> **Dataset entries**
···
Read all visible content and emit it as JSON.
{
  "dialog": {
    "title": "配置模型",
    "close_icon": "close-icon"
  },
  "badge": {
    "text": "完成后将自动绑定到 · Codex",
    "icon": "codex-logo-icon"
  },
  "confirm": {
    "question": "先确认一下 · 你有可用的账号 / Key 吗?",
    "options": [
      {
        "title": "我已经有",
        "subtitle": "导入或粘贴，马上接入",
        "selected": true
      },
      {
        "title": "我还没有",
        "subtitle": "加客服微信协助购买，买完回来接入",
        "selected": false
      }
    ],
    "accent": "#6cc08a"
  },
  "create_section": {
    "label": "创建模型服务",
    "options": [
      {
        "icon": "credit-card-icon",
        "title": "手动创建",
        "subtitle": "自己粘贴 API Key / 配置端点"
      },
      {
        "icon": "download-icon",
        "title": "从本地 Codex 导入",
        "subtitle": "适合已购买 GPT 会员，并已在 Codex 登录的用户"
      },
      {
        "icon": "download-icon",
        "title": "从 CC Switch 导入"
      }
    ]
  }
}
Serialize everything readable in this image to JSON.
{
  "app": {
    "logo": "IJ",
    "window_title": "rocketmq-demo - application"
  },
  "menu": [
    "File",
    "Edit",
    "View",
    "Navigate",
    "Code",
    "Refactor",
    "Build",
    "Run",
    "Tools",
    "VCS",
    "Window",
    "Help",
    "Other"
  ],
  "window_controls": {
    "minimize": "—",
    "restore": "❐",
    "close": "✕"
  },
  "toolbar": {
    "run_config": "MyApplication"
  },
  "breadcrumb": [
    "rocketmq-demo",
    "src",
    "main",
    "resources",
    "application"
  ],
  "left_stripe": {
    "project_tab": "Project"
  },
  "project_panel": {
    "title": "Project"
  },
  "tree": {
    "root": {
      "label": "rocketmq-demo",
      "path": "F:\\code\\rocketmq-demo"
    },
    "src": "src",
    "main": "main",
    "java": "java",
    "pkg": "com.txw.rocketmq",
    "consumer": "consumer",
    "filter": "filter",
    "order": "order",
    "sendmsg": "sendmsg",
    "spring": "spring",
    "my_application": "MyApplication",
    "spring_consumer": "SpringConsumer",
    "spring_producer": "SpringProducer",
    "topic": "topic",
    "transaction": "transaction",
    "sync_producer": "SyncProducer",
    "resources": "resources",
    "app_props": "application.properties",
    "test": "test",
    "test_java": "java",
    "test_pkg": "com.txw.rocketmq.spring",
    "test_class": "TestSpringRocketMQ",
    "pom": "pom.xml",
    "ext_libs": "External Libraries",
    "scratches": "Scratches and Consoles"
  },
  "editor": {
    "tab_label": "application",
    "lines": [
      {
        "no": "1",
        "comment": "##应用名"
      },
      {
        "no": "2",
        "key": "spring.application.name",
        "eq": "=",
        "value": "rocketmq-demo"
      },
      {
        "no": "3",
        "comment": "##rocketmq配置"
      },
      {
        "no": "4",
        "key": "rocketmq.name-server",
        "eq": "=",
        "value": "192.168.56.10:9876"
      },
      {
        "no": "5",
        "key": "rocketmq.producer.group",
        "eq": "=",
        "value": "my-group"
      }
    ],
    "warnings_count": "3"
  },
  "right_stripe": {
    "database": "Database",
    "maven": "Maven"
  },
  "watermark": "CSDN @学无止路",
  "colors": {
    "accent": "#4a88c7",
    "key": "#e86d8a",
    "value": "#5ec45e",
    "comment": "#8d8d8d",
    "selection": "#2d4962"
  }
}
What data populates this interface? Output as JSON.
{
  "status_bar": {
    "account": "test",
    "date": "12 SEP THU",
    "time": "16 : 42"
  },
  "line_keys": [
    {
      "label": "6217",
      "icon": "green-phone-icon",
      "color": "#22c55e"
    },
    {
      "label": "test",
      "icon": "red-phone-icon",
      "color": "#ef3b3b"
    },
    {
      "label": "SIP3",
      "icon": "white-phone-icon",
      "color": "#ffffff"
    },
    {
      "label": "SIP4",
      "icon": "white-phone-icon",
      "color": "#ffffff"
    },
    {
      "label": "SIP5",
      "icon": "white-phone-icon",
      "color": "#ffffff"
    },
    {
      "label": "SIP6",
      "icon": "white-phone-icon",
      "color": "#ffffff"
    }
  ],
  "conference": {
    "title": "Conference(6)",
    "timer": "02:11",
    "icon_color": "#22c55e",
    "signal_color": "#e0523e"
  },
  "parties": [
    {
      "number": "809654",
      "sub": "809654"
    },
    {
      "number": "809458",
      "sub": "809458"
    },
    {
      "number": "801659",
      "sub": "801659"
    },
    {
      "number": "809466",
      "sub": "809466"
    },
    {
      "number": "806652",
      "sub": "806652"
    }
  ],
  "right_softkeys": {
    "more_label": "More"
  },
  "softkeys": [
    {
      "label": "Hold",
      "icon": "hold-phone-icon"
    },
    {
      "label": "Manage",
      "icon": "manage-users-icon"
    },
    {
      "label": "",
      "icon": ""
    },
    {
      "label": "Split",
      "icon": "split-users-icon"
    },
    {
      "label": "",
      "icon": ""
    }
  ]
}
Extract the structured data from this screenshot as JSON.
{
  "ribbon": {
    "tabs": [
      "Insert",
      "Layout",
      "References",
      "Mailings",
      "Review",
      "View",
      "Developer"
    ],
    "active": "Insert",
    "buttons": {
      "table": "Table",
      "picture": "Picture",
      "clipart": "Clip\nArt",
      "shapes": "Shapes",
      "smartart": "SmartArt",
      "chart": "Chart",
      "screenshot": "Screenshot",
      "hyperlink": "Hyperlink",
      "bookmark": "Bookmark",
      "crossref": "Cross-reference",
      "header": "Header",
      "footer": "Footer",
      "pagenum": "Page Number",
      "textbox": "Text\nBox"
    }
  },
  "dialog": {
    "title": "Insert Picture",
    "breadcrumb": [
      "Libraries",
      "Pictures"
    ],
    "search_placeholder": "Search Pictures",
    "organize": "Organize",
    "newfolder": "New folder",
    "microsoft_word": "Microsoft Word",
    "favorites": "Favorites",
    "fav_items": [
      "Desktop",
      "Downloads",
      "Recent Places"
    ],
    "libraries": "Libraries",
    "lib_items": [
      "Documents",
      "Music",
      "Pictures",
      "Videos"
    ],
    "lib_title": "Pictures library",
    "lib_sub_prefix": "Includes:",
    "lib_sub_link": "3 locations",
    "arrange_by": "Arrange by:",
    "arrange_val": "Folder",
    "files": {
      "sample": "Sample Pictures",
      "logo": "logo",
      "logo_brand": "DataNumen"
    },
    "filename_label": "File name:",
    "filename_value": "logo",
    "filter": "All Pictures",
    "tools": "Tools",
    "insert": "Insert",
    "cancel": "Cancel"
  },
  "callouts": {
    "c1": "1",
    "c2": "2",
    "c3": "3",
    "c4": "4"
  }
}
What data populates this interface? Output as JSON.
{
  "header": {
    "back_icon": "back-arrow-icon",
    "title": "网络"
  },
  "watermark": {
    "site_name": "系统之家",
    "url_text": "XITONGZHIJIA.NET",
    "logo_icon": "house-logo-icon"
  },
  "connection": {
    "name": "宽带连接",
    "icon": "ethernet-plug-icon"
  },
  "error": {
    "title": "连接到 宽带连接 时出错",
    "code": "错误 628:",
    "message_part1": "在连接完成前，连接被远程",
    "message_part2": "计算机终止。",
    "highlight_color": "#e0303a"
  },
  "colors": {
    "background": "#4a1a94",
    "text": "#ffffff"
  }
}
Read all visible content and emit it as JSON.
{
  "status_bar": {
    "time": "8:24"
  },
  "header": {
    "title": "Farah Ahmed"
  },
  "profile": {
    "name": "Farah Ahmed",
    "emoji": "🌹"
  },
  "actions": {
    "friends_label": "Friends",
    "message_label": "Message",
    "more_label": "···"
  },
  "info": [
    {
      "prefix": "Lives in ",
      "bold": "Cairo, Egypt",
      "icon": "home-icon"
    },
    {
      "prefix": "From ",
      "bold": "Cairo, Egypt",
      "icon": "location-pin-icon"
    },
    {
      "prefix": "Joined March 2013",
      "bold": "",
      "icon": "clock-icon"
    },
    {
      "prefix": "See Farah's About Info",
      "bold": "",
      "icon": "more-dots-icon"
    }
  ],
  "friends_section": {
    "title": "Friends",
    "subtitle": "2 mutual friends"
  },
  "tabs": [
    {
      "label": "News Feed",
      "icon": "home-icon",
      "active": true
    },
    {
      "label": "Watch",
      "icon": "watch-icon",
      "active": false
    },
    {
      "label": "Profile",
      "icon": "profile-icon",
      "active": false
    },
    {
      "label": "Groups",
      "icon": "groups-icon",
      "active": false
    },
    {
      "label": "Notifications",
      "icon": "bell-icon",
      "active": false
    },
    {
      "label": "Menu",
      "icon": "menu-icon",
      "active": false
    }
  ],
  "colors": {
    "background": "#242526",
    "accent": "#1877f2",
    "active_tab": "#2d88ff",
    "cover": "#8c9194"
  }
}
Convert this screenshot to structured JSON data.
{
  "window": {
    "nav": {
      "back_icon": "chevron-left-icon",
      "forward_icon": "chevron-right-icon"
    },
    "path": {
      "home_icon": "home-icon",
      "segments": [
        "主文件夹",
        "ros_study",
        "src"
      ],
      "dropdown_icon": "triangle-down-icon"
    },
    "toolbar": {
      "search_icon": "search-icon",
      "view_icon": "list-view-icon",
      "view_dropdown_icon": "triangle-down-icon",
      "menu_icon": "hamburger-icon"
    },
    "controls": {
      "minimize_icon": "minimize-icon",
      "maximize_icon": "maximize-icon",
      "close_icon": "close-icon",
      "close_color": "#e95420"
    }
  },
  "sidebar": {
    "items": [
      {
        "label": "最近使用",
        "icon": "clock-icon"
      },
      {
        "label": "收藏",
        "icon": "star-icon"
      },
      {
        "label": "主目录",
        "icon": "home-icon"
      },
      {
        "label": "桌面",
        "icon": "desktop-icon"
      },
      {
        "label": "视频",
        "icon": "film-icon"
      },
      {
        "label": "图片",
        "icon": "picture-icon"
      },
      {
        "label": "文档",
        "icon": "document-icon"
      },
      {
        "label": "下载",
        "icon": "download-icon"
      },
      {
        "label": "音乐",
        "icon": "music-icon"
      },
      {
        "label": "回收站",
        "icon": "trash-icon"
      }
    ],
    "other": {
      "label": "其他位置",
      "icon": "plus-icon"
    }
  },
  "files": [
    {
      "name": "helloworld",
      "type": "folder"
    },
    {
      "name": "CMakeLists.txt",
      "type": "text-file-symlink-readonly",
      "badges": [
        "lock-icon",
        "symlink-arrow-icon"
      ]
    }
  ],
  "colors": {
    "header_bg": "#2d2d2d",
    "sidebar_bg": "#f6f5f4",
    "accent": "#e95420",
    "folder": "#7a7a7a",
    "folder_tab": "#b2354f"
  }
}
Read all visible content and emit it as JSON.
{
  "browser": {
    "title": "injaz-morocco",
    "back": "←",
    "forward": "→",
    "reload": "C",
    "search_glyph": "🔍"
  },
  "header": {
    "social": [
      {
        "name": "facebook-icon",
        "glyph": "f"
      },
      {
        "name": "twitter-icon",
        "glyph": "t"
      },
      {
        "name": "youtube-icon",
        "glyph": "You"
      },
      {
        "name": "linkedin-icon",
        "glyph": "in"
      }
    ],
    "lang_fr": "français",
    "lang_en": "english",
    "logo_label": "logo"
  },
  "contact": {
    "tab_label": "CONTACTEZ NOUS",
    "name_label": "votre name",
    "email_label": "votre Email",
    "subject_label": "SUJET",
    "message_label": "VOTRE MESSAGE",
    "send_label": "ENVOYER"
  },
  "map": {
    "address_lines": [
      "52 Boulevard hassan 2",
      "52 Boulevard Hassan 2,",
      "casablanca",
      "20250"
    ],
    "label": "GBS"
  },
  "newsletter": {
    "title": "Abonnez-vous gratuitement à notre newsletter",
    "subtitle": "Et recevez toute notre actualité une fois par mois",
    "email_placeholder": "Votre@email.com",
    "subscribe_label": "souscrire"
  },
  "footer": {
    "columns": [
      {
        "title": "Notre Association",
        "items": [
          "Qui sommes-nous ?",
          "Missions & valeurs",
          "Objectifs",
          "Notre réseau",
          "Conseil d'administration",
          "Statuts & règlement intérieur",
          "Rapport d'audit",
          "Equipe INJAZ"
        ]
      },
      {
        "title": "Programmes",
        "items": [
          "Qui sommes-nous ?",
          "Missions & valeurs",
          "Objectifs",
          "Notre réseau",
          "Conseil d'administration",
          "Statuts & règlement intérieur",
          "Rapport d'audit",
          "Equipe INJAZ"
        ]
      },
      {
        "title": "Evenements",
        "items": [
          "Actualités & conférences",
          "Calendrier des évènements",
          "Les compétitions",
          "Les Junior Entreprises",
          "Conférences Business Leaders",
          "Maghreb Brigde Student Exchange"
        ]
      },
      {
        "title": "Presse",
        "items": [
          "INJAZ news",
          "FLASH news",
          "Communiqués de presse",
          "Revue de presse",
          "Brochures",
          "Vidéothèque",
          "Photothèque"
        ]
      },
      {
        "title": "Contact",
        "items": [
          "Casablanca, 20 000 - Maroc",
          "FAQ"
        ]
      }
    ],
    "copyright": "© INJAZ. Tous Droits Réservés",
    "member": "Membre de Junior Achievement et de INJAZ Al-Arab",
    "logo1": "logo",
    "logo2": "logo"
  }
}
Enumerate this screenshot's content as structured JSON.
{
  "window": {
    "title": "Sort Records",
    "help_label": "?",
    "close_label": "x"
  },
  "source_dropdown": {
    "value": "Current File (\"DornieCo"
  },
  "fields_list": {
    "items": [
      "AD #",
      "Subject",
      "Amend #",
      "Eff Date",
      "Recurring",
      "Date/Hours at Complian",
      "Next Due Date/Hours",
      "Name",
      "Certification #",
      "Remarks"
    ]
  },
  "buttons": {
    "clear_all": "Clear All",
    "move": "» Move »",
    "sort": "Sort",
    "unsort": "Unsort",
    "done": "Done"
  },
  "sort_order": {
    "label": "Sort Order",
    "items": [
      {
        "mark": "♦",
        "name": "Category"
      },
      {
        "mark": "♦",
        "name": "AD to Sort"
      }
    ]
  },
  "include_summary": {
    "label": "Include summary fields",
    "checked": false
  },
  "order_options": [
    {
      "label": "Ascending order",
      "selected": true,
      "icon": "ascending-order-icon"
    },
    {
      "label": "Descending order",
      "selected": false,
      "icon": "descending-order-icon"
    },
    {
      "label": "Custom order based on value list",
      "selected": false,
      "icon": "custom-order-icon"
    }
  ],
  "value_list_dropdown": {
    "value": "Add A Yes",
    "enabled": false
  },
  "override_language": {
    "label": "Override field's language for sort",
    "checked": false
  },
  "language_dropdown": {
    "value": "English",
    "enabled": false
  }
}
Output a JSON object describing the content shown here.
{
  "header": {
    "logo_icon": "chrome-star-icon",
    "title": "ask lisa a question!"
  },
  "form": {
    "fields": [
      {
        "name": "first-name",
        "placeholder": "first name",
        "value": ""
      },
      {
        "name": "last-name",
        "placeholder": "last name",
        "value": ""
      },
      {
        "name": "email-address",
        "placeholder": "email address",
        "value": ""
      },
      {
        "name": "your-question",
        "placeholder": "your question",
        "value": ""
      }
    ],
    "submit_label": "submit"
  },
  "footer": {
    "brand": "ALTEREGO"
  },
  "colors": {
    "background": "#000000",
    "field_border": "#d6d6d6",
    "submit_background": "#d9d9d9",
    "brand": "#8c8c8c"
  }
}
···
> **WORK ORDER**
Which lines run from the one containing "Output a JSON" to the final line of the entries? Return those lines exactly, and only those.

> **RESPONSE**
Output a JSON object describing the content shown here.
{
  "header": {
    "logo_icon": "chrome-star-icon",
    "title": "ask lisa a question!"
  },
  "form": {
    "fields": [
      {
        "name": "first-name",
        "placeholder": "first name",
        "value": ""
      },
      {
        "name": "last-name",
        "placeholder": "last name",
        "value": ""
      },
      {
        "name": "email-address",
        "placeholder": "email address",
        "value": ""
      },
      {
        "name": "your-question",
        "placeholder": "your question",
        "value": ""
      }
    ],
    "submit_label": "submit"
  },
  "footer": {
    "brand": "ALTEREGO"
  },
  "colors": {
    "background": "#000000",
    "field_border": "#d6d6d6",
    "submit_background": "#d9d9d9",
    "brand": "#8c8c8c"
  }
}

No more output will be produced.